It’s set in Iran in the 1950s. It was written in 2005 and translated into English in 2010. The writing style is succinct and seems to find the right balance between austere and flowery. The narrative voice is interesting and is already quite personal, but the third-person omniscient narrator mode feels a bit passé, a bit like a school teacher.

Very enjoyable though. Let’s see where the author takes this narrative voice.





1Q84 – The Final Page

6 04 2012

When I reached the final page of 1Q84 – page 925 – I felt very satisfied. IQ84 is a rich tapestry of themes and genres. The fact that you never really know where it is going in terms of style – when realism turns to magical realism turns to sci-fi turns to a love story turns to fantasy turns to whodunnit – you constantly have to revisit what you read earlier.

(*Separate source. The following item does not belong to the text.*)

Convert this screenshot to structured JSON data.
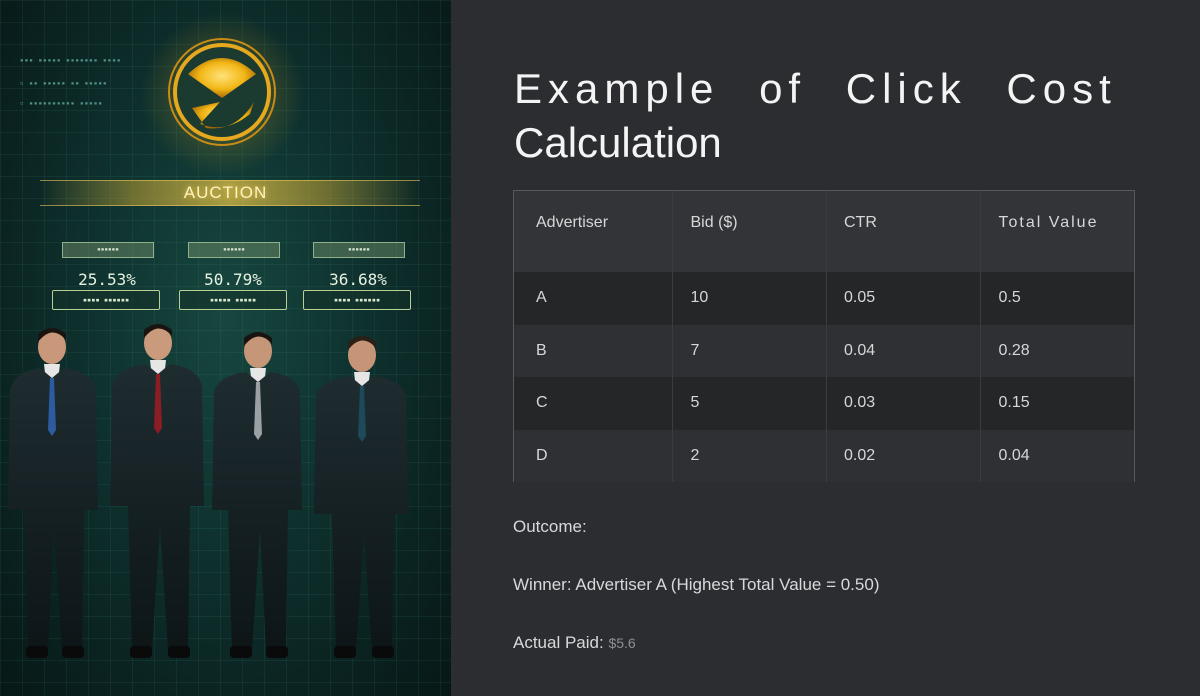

This was an intelligent and well written novel, which I’ve thoroughly enjoyed reading. And kudos to the translator! Never once did it read like it was a translation. In fact, when I saw the Japanese version of the novel at the Book World bookshop at the Dubai Mall, I had to open it to make sure there actually was a Japanese version in print.